8001 Roosevelt Boulevard, Suite #500C


Philadelphia, Pennsylvania 19152-3041
215-333-4900
rsklaroff@gmail.com

-5-
CERTIFICATE OF SERVICE

I hereby certify that I am this 6th day of April, 2019, serving a true and correct copy of the
foregoing
APPLICATION FOR RELIEF BY EN-BANC REVIEW
OF ORDER DENYING APPLICATION FOR RECONSIDERATION
OF AN ORDER BY A SINGLE JUDGE
FOLLOWING DENIAL OF APPLICATION FOR LEAVE TO INTERVENE
on all parties via electronic mail as indicated below:

Stephen A. Cozen, Esquire

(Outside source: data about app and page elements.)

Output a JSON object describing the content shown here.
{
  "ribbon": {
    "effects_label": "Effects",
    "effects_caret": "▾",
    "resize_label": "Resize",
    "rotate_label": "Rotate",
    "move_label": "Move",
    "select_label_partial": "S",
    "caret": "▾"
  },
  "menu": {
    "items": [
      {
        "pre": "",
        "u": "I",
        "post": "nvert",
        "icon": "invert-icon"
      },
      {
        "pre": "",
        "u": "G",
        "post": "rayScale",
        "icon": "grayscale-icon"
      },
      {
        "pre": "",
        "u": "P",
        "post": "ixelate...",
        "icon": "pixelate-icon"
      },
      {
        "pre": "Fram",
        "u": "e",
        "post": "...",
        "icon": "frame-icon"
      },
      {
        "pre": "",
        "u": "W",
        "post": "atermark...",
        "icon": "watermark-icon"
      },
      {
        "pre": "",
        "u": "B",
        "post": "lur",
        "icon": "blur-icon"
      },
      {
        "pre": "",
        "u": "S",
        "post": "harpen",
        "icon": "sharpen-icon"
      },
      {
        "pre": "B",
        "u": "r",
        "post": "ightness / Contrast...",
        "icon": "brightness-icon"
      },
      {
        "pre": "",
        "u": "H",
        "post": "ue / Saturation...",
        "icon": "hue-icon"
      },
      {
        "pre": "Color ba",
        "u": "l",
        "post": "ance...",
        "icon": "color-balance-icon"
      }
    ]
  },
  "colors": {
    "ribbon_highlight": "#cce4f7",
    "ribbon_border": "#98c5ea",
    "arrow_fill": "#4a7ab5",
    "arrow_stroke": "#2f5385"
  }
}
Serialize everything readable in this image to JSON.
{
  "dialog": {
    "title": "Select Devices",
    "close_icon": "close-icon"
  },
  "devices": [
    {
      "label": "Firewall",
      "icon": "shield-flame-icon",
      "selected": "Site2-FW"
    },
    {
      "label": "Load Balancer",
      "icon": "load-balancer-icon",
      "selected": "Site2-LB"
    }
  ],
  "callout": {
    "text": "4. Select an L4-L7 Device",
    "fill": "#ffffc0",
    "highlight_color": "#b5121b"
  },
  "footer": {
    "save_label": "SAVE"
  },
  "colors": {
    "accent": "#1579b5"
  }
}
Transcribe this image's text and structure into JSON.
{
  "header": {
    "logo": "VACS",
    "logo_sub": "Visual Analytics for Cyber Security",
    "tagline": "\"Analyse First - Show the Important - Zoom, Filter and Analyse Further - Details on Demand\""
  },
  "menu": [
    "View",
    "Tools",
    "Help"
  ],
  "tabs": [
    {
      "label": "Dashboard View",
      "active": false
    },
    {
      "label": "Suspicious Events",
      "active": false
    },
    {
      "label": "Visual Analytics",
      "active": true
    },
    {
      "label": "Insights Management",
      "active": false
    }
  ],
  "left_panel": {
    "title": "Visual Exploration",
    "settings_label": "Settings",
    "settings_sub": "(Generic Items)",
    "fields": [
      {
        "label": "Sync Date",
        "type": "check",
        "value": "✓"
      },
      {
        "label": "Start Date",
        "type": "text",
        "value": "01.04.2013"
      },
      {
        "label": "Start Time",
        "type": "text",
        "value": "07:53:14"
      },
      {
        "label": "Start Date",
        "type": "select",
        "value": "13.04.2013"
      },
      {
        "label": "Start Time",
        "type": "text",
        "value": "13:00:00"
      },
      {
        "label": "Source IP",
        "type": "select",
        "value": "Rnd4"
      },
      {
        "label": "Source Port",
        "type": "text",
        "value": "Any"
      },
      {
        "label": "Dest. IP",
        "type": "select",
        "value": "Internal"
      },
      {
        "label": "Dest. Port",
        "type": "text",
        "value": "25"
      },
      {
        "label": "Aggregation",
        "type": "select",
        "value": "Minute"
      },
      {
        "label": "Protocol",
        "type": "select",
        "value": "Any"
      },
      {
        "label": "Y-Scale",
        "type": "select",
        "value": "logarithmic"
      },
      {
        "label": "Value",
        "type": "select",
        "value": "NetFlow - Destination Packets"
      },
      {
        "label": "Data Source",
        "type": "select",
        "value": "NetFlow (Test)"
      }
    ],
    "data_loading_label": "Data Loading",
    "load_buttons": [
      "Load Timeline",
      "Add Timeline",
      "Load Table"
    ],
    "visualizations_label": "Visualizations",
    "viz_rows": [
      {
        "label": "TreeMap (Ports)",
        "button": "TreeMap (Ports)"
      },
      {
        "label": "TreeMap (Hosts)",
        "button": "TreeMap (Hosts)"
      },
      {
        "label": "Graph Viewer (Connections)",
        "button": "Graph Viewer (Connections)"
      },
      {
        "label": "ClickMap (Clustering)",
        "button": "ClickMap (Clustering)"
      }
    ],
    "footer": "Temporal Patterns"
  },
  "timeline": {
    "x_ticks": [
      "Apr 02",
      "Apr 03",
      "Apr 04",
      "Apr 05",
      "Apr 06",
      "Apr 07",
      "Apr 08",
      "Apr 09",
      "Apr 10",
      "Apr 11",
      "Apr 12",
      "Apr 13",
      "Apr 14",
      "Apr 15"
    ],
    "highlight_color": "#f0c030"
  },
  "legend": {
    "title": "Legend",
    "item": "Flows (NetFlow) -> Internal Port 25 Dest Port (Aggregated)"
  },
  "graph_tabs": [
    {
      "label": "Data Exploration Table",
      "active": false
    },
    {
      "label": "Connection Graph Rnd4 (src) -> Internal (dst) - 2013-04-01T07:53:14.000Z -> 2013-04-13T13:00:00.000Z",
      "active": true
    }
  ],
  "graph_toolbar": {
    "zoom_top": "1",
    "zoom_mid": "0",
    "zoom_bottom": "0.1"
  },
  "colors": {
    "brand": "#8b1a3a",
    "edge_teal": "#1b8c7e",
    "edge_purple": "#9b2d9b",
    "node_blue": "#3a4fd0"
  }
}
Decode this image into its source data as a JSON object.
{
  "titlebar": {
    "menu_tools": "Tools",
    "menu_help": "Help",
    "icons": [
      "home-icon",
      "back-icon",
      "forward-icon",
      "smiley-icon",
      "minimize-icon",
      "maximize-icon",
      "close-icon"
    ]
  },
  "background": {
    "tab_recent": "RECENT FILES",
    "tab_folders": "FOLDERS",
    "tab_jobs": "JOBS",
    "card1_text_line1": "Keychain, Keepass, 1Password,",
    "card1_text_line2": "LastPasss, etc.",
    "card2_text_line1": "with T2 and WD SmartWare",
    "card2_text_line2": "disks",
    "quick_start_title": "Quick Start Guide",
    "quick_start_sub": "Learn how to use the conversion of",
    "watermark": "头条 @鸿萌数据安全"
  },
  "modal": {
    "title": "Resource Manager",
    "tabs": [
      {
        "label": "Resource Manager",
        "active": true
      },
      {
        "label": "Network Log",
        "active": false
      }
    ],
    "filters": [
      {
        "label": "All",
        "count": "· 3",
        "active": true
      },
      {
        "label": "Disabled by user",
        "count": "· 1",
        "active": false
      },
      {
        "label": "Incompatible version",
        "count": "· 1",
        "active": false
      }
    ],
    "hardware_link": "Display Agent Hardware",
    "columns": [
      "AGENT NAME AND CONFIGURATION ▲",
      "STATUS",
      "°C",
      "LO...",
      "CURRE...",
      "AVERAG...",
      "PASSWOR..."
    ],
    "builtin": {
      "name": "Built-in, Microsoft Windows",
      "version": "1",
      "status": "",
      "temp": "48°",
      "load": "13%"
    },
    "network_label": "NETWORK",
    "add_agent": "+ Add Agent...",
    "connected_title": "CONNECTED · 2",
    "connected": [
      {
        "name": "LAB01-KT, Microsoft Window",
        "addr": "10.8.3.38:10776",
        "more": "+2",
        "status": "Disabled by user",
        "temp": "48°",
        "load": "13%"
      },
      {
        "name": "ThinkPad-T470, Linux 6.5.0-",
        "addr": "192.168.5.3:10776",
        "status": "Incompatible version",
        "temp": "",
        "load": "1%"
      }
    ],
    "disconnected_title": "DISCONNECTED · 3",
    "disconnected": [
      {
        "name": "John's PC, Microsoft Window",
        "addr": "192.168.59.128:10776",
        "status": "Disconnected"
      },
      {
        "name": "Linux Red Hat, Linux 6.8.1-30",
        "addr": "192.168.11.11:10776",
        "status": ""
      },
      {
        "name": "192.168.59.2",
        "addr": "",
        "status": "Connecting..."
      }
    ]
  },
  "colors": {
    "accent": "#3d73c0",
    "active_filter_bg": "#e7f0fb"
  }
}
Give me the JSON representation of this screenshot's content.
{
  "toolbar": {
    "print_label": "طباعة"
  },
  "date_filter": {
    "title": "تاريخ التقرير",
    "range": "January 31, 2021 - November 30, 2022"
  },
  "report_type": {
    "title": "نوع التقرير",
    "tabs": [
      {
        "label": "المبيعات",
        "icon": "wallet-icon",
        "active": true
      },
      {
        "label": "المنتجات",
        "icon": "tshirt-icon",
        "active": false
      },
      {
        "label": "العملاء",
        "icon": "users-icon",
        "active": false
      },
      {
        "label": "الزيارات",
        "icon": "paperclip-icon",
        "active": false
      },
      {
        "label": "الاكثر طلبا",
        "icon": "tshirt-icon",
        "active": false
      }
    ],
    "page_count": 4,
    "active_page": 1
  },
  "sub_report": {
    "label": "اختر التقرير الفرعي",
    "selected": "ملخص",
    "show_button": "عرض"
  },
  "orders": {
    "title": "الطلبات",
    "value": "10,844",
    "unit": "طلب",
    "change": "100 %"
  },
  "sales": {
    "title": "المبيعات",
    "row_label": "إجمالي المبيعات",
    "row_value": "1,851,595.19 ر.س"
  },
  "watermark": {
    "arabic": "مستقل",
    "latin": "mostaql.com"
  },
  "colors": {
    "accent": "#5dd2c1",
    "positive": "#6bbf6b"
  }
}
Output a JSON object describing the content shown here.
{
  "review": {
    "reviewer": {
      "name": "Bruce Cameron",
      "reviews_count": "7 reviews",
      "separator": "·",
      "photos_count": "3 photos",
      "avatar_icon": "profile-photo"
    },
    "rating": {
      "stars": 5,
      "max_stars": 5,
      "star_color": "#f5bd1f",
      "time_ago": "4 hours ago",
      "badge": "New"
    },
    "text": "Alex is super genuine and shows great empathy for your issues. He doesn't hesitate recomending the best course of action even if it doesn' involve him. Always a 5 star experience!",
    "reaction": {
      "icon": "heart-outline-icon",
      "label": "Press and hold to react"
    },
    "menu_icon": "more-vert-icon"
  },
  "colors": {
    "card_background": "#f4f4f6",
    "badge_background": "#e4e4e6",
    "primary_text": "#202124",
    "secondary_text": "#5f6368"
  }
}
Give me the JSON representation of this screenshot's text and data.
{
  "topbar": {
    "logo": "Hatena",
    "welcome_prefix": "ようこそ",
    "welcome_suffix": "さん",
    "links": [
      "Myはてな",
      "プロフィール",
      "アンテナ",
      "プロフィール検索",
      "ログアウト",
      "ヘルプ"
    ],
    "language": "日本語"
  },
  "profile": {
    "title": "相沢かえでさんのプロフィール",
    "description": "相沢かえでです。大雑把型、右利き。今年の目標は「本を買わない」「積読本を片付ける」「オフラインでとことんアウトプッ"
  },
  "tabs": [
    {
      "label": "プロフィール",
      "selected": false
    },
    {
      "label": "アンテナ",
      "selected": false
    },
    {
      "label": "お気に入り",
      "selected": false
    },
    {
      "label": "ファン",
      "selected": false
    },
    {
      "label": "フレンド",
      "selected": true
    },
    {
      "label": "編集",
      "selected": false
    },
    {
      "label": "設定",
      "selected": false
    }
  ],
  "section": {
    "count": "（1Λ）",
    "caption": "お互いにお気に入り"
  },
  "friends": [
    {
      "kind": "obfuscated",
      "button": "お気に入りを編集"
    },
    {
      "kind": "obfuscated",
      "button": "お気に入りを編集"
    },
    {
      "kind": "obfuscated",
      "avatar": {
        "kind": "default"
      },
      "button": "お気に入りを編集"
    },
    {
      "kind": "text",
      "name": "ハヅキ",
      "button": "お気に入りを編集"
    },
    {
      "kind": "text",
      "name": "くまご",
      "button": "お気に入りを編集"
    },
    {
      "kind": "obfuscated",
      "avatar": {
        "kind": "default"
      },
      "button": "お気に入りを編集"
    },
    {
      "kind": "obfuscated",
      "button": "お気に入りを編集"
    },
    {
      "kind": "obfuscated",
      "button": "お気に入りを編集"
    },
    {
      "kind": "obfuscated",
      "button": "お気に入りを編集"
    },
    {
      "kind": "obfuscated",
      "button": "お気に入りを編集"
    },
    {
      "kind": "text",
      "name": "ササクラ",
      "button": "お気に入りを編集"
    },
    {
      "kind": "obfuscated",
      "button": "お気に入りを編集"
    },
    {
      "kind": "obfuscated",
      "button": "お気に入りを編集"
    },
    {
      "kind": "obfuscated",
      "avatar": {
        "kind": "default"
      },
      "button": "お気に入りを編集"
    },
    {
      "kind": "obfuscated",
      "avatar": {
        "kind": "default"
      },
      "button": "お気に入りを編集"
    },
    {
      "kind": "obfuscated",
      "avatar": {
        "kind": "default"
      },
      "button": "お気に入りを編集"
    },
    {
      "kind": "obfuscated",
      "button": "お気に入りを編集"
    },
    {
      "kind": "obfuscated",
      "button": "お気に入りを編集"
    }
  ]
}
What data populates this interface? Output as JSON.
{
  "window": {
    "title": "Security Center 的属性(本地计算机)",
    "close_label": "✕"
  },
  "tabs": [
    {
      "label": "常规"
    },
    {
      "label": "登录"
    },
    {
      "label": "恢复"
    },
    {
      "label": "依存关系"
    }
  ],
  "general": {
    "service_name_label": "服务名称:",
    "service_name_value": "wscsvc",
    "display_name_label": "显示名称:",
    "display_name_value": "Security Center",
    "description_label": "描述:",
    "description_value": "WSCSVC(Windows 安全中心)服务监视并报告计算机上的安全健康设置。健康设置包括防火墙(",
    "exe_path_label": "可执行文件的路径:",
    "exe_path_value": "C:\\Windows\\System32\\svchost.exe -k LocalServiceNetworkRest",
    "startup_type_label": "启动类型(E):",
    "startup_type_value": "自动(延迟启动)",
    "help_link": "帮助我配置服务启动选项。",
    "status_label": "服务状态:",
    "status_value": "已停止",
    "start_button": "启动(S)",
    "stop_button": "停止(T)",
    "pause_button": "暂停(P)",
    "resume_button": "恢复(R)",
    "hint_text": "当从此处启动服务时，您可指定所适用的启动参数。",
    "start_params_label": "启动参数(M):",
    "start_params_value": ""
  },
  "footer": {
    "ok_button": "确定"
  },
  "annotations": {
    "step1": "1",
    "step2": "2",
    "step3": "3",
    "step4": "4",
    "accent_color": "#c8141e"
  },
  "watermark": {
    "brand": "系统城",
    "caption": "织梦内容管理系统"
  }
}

COZEN O’CONNOR
(Counsel for UPMC)
scozen@cozen.com

Leon F. DeJulius, Jr., Esquire


(Counsel for UPMC)
JONES DAY
lfdejulius@jonesday.com

W. Thomas McGough, Jr., Esquire


UPMC
mcgought@upmc.edu

Daniel I. Booker, Esquire


REED SMITH
(Counsel for Highmark)
dbooker@reedsmith.com

Thomas L. Vankirk, Esquire


HIGHMARK
thomas.vankirk@highmark.com

Kenneth L. Joel
Deputy General Counsel
PA OFFICE OF GENERAL COUNSEL
kennjoel@pa.gov

Victoria S. Madden
Deputy General Counsel
PA OFFICE OF GENERAL COUNSEL
vmadden@pa.gov

-6-
Amy Daubert
Chief Counsel
PA Department of Insurance
adaubert@pa.gov

Yvette Kostelec
Chief Counsel
PA Department of Health
ykostelac@pa.gov

James A. Donahue, III


Executive Deputy Attorney General
Public Protection Division
jdonahue@attorneygeneral.gov

Mark A. Pacella
Chief Deputy Attorney General
Charitable Trusts and Organizations Section
mpacella@attorneygeneral.gov

Tracy W. Wertz
Chief Deputy Attorney General
Antitrust Section
twertz@attorneygeneral.gov

-7-